■ Your assignment ■
Output all records precisely as written.

[Opening Excerpted records section]

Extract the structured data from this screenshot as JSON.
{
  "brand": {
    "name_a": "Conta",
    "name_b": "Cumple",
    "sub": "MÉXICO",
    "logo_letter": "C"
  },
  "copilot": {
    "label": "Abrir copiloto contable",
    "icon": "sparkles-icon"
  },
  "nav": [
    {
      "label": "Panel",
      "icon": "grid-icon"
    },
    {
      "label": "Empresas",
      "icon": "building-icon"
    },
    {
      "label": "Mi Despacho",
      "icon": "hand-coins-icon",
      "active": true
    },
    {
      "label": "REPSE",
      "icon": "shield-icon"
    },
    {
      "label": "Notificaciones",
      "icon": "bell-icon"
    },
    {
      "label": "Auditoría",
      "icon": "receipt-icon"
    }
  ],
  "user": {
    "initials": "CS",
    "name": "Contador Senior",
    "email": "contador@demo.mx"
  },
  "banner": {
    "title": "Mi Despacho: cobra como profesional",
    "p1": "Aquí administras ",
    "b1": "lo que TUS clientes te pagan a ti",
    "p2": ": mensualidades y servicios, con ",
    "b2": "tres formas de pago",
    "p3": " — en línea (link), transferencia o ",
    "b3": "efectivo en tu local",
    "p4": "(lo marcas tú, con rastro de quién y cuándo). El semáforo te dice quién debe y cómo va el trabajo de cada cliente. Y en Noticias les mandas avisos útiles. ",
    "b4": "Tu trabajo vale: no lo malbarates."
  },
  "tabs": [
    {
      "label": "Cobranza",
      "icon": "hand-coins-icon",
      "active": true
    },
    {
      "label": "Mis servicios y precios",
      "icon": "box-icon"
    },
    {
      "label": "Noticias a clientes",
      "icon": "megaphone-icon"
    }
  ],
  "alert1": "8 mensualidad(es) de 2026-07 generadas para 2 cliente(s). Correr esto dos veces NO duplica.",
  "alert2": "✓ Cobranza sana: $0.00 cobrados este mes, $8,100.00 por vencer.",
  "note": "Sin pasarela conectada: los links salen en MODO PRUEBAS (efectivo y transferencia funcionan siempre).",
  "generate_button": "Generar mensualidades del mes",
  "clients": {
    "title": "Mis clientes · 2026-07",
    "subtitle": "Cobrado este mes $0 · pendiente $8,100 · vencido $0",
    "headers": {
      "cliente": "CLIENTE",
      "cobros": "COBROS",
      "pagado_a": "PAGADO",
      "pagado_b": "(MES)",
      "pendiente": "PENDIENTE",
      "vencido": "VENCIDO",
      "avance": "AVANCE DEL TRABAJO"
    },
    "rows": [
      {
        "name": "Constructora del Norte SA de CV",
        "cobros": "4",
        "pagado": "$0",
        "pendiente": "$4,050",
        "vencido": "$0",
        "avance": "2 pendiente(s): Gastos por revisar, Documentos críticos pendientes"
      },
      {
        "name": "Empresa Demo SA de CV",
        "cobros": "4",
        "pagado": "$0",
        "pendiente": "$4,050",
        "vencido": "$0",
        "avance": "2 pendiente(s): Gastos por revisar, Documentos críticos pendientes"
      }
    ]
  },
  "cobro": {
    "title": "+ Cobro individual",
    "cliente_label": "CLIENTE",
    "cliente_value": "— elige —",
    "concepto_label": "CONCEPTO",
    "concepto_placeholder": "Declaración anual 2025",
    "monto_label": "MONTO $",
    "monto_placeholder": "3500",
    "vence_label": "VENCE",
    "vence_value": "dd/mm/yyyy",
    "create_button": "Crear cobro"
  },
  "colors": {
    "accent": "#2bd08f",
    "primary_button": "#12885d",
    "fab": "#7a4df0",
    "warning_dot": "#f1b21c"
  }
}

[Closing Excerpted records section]

■ Output of the exercise ■
Extract the structured data from this screenshot as JSON.
{
  "brand": {
    "name_a": "Conta",
    "name_b": "Cumple",
    "sub": "MÉXICO",
    "logo_letter": "C"
  },
  "copilot": {
    "label": "Abrir copiloto contable",
    "icon": "sparkles-icon"
  },
  "nav": [
    {
      "label": "Panel",
      "icon": "grid-icon"
    },
    {
      "label": "Empresas",
      "icon": "building-icon"
    },
    {
      "label": "Mi Despacho",
      "icon": "hand-coins-icon",
      "active": true
    },
    {
      "label": "REPSE",
      "icon": "shield-icon"
    },
    {
      "label": "Notificaciones",
      "icon": "bell-icon"
    },
    {
      "label": "Auditoría",
      "icon": "receipt-icon"
    }
  ],
  "user": {
    "initials": "CS",
    "name": "Contador Senior",
    "email": "contador@demo.mx"
  },
  "banner": {
    "title": "Mi Despacho: cobra como profesional",
    "p1": "Aquí administras ",
    "b1": "lo que TUS clientes te pagan a ti",
    "p2": ": mensualidades y servicios, con ",
    "b2": "tres formas de pago",
    "p3": " — en línea (link), transferencia o ",
    "b3": "efectivo en tu local",
    "p4": "(lo marcas tú, con rastro de quién y cuándo). El semáforo te dice quién debe y cómo va el trabajo de cada cliente. Y en Noticias les mandas avisos útiles. ",
    "b4": "Tu trabajo vale: no lo malbarates."
  },
  "tabs": [
    {
      "label": "Cobranza",
      "icon": "hand-coins-icon",
      "active": true
    },
    {
      "label": "Mis servicios y precios",
      "icon": "box-icon"
    },
    {
      "label": "Noticias a clientes",
      "icon": "megaphone-icon"
    }
  ],
  "alert1": "8 mensualidad(es) de 2026-07 generadas para 2 cliente(s). Correr esto dos veces NO duplica.",
  "alert2": "✓ Cobranza sana: $0.00 cobrados este mes, $8,100.00 por vencer.",
  "note": "Sin pasarela conectada: los links salen en MODO PRUEBAS (efectivo y transferencia funcionan siempre).",
  "generate_button": "Generar mensualidades del mes",
  "clients": {
    "title": "Mis clientes · 2026-07",
    "subtitle": "Cobrado este mes $0 · pendiente $8,100 · vencido $0",
    "headers": {
      "cliente": "CLIENTE",
      "cobros": "COBROS",
      "pagado_a": "PAGADO",
      "pagado_b": "(MES)",
      "pendiente": "PENDIENTE",
      "vencido": "VENCIDO",
      "avance": "AVANCE DEL TRABAJO"
    },
    "rows": [
      {
        "name": "Constructora del Norte SA de CV",
        "cobros": "4",
        "pagado": "$0",
        "pendiente": "$4,050",
        "vencido": "$0",
        "avance": "2 pendiente(s): Gastos por revisar, Documentos críticos pendientes"
      },
      {
        "name": "Empresa Demo SA de CV",
        "cobros": "4",
        "pagado": "$0",
        "pendiente": "$4,050",
        "vencido": "$0",
        "avance": "2 pendiente(s): Gastos por revisar, Documentos críticos pendientes"
      }
    ]
  },
  "cobro": {
    "title": "+ Cobro individual",
    "cliente_label": "CLIENTE",
    "cliente_value": "— elige —",
    "concepto_label": "CONCEPTO",
    "concepto_placeholder": "Declaración anual 2025",
    "monto_label": "MONTO $",
    "monto_placeholder": "3500",
    "vence_label": "VENCE",
    "vence_value": "dd/mm/yyyy",
    "create_button": "Crear cobro"
  },
  "colors": {
    "accent": "#2bd08f",
    "primary_button": "#12885d",
    "fab": "#7a4df0",
    "warning_dot": "#f1b21c"
  }
}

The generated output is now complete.